**TASK DIRECTIONS**
The answer must consist of each line below that holds the word "true", copied as it stands.

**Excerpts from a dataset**
Content starts

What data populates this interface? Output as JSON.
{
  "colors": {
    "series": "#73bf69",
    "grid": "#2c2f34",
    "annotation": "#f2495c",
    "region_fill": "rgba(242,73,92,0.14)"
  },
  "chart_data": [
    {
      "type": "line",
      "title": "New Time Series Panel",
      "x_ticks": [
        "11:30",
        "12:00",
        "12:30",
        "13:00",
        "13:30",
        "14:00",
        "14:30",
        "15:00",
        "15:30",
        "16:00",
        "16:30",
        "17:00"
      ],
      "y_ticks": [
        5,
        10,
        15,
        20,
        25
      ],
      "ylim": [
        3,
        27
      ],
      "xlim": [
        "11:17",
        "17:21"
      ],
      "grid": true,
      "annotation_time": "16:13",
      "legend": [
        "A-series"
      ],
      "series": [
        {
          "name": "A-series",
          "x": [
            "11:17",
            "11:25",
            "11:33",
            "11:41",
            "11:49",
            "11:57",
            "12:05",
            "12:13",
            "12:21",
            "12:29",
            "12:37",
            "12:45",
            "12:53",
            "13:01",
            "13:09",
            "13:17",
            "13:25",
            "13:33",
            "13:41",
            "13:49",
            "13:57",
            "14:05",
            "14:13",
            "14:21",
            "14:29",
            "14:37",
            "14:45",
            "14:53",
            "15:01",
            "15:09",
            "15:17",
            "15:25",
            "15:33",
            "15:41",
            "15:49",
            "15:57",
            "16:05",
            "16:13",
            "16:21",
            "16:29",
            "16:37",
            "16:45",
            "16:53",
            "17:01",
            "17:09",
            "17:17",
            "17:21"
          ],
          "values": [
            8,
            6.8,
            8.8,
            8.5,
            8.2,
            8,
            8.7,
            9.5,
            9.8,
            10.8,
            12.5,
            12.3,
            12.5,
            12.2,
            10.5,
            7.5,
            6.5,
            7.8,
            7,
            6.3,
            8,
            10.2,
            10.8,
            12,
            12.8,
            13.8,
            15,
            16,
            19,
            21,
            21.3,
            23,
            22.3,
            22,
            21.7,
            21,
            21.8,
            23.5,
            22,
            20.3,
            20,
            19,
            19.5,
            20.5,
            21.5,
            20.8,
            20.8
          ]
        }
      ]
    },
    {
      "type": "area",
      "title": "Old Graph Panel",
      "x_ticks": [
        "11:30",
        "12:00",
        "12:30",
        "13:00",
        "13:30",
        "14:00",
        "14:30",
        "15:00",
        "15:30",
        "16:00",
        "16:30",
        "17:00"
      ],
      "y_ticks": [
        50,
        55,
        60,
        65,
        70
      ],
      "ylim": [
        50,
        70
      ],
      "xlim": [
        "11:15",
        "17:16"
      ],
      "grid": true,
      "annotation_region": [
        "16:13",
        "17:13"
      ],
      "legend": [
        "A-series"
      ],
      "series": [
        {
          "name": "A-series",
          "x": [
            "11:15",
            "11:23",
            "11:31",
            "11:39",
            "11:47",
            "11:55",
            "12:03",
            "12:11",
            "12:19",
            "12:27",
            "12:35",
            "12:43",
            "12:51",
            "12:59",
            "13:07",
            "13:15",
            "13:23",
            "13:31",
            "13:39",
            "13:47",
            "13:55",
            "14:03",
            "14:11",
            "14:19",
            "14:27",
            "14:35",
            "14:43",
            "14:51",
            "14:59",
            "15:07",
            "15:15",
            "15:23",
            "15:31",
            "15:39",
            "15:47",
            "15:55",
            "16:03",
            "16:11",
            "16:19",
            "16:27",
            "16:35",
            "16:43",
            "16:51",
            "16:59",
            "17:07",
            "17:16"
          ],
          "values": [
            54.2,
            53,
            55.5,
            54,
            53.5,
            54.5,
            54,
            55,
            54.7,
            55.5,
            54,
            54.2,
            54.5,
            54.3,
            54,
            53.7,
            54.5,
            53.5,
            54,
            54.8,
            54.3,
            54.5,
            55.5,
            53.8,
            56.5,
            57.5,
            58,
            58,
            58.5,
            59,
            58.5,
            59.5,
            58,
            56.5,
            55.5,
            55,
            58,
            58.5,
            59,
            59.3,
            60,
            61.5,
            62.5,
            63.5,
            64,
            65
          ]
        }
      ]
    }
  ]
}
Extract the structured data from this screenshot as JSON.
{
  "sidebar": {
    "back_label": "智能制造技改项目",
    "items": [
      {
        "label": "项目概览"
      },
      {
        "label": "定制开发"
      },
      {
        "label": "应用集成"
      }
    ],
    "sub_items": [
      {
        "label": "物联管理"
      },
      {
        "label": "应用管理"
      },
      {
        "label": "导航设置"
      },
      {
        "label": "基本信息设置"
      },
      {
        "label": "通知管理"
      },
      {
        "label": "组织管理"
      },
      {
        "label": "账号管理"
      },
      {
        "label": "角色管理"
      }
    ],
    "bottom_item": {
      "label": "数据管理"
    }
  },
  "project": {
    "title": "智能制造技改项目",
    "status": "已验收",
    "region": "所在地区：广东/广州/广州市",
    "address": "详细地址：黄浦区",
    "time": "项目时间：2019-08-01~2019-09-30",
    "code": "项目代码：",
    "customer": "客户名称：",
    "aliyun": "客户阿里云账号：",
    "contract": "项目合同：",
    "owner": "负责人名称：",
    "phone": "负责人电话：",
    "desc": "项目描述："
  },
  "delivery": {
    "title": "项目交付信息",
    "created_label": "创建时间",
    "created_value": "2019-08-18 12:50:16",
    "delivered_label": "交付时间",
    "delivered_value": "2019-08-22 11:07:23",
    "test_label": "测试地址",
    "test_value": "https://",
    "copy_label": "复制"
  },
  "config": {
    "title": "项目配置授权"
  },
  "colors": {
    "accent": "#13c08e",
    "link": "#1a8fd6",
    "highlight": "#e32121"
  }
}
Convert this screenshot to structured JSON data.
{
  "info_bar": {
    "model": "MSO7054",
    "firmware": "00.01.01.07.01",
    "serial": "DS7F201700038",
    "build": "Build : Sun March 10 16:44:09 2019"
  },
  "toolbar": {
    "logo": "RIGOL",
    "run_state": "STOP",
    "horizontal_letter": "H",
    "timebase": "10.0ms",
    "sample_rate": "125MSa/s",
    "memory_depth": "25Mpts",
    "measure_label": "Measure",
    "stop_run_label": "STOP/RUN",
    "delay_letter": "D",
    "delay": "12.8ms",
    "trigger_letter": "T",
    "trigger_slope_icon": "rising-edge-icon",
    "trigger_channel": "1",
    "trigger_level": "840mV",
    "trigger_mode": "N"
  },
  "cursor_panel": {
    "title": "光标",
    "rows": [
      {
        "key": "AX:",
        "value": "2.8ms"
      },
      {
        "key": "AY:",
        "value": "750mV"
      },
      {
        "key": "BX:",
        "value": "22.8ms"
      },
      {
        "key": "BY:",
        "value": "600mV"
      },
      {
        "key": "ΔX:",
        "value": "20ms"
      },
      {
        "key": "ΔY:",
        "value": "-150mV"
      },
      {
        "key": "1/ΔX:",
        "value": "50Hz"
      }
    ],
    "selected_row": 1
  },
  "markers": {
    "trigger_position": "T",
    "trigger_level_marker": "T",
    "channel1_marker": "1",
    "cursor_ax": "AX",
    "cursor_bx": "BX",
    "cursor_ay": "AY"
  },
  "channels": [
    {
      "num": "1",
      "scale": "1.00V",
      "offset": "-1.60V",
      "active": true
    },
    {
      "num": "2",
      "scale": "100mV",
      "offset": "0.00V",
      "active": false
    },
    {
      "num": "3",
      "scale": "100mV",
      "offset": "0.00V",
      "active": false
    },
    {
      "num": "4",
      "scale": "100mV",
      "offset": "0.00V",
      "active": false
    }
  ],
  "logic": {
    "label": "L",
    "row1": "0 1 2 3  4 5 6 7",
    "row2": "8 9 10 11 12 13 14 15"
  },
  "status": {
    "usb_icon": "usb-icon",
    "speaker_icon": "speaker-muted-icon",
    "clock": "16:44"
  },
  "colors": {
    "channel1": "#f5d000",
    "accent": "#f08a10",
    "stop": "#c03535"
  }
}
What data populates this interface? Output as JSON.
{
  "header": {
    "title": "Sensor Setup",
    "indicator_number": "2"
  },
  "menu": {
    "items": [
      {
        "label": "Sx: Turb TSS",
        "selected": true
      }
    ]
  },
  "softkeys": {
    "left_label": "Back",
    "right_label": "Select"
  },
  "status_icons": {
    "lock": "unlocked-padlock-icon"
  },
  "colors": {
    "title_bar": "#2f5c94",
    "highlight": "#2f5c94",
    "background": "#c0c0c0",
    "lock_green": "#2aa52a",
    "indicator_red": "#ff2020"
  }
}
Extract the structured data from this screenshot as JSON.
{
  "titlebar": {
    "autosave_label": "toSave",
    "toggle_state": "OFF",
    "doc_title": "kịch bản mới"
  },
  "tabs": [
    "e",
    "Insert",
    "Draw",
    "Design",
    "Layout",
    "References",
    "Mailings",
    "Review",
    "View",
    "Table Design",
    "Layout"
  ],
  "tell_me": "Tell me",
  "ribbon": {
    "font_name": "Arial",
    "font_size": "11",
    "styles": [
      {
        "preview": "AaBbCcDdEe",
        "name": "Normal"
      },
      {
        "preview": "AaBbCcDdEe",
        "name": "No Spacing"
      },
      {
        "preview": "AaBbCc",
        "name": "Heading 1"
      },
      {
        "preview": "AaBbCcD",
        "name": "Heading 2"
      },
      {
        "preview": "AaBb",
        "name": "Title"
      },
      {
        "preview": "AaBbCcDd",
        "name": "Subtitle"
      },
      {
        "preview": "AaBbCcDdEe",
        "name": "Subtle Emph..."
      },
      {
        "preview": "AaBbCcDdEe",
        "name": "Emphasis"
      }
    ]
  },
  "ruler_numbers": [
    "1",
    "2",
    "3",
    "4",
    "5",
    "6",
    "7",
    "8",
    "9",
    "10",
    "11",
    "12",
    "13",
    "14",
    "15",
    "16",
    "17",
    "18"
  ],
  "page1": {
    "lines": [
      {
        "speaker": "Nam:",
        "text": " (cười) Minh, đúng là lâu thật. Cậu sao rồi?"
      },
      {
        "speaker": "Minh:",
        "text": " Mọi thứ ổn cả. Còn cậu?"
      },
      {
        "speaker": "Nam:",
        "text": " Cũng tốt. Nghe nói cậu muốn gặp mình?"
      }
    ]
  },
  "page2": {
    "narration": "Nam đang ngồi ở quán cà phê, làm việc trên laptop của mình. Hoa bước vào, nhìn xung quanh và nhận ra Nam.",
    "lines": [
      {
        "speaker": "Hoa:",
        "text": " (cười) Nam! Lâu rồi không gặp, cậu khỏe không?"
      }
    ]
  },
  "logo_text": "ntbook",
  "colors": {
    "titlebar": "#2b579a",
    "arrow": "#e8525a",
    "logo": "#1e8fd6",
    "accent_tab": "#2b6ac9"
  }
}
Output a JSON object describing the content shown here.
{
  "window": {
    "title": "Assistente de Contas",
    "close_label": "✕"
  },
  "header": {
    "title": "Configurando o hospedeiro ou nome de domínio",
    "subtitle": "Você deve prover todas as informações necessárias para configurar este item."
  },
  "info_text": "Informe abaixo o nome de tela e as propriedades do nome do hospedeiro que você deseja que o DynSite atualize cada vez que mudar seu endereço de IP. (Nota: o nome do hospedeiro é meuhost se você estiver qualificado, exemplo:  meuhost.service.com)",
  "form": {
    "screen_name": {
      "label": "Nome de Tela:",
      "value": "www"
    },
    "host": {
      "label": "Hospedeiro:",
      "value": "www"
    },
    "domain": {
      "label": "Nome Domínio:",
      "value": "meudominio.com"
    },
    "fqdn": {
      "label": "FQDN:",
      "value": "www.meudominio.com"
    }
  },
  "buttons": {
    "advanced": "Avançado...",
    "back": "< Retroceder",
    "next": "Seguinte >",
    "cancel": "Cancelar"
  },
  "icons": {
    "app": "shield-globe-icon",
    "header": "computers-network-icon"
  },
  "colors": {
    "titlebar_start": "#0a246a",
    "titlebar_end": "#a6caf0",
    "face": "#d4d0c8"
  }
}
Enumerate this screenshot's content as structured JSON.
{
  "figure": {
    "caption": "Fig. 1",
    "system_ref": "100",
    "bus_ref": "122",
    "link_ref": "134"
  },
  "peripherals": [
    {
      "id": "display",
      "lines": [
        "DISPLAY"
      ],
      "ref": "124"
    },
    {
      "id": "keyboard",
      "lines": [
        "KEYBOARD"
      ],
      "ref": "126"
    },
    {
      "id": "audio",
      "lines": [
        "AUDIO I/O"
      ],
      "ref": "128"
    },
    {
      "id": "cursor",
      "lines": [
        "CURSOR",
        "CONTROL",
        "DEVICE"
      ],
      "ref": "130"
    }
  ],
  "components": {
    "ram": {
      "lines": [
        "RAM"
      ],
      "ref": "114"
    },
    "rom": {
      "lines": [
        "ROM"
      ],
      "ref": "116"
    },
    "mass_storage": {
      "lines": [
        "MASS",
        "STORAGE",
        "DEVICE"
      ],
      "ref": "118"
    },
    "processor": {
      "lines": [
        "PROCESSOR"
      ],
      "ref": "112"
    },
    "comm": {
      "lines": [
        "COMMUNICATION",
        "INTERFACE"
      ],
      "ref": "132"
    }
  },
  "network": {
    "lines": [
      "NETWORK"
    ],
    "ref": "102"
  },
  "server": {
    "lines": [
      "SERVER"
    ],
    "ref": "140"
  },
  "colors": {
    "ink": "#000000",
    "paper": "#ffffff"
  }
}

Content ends

**COMPLETED EXERCISE**
      "grid": true,
      "grid": true,
      "active": true
        "selected": true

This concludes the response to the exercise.